__The problem__.
Give the entries again exactly; drop the pictures.

___ Records for processing

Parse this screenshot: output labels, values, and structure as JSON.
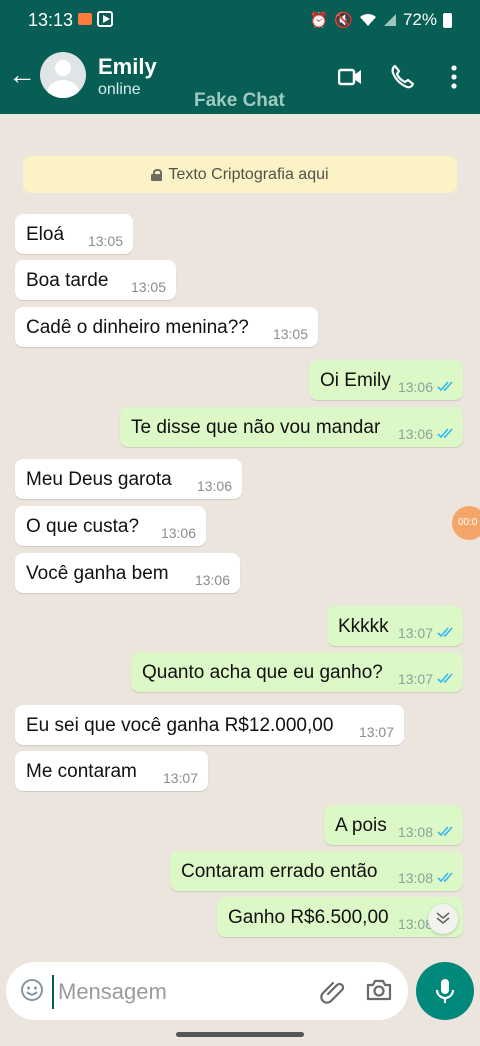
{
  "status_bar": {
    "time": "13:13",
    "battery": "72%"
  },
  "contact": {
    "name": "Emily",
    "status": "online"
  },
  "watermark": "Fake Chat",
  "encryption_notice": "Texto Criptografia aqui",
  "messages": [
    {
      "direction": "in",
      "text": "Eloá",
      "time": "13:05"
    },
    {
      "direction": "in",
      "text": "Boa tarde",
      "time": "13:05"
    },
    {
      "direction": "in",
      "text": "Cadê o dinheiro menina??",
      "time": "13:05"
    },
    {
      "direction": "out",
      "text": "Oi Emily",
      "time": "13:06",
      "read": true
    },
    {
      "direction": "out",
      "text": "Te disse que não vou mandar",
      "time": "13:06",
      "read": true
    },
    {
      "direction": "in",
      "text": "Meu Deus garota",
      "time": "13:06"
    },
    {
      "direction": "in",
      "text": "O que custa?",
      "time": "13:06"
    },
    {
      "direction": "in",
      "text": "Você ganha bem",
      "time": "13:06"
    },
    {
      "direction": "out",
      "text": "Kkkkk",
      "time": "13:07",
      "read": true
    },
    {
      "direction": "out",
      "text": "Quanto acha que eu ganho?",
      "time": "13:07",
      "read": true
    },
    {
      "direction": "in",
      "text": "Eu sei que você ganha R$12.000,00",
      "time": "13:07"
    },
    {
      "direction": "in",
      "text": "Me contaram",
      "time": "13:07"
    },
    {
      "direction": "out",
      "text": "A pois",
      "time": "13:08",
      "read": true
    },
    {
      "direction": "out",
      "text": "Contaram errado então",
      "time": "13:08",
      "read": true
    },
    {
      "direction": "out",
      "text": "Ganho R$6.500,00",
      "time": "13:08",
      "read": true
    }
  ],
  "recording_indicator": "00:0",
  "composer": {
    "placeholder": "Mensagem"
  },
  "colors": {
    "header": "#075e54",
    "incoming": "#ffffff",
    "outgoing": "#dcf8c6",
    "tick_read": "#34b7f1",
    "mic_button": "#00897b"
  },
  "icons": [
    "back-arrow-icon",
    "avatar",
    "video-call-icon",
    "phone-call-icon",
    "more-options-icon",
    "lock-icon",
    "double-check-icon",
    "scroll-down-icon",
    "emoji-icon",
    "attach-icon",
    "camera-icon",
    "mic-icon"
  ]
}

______

__Answer box__.
Parse this screenshot: output labels, values, and structure as JSON.
{
  "status_bar": {
    "time": "13:13",
    "battery": "72%"
  },
  "contact": {
    "name": "Emily",
    "status": "online"
  },
  "watermark": "Fake Chat",
  "encryption_notice": "Texto Criptografia aqui",
  "messages": [
    {
      "direction": "in",
      "text": "Eloá",
      "time": "13:05"
    },
    {
      "direction": "in",
      "text": "Boa tarde",
      "time": "13:05"
    },
    {
      "direction": "in",
      "text": "Cadê o dinheiro menina??",
      "time": "13:05"
    },
    {
      "direction": "out",
      "text": "Oi Emily",
      "time": "13:06",
      "read": true
    },
    {
      "direction": "out",
      "text": "Te disse que não vou mandar",
      "time": "13:06",
      "read": true
    },
    {
      "direction": "in",
      "text": "Meu Deus garota",
      "time": "13:06"
    },
    {
      "direction": "in",
      "text": "O que custa?",
      "time": "13:06"
    },
    {
      "direction": "in",
      "text": "Você ganha bem",
      "time": "13:06"
    },
    {
      "direction": "out",
      "text": "Kkkkk",
      "time": "13:07",
      "read": true
    },
    {
      "direction": "out",
      "text": "Quanto acha que eu ganho?",
      "time": "13:07",
      "read": true
    },
    {
      "direction": "in",
      "text": "Eu sei que você ganha R$12.000,00",
      "time": "13:07"
    },
    {
      "direction": "in",
      "text": "Me contaram",
      "time": "13:07"
    },
    {
      "direction": "out",
      "text": "A pois",
      "time": "13:08",
      "read": true
    },
    {
      "direction": "out",
      "text": "Contaram errado então",
      "time": "13:08",
      "read": true
    },
    {
      "direction": "out",
      "text": "Ganho R$6.500,00",
      "time": "13:08",
      "read": true
    }
  ],
  "recording_indicator": "00:0",
  "composer": {
    "placeholder": "Mensagem"
  },
  "colors": {
    "header": "#075e54",
    "incoming": "#ffffff",
    "outgoing": "#dcf8c6",
    "tick_read": "#34b7f1",
    "mic_button": "#00897b"
  },
  "icons": [
    "back-arrow-icon",
    "avatar",
    "video-call-icon",
    "phone-call-icon",
    "more-options-icon",
    "lock-icon",
    "double-check-icon",
    "scroll-down-icon",
    "emoji-icon",
    "attach-icon",
    "camera-icon",
    "mic-icon"
  ]
}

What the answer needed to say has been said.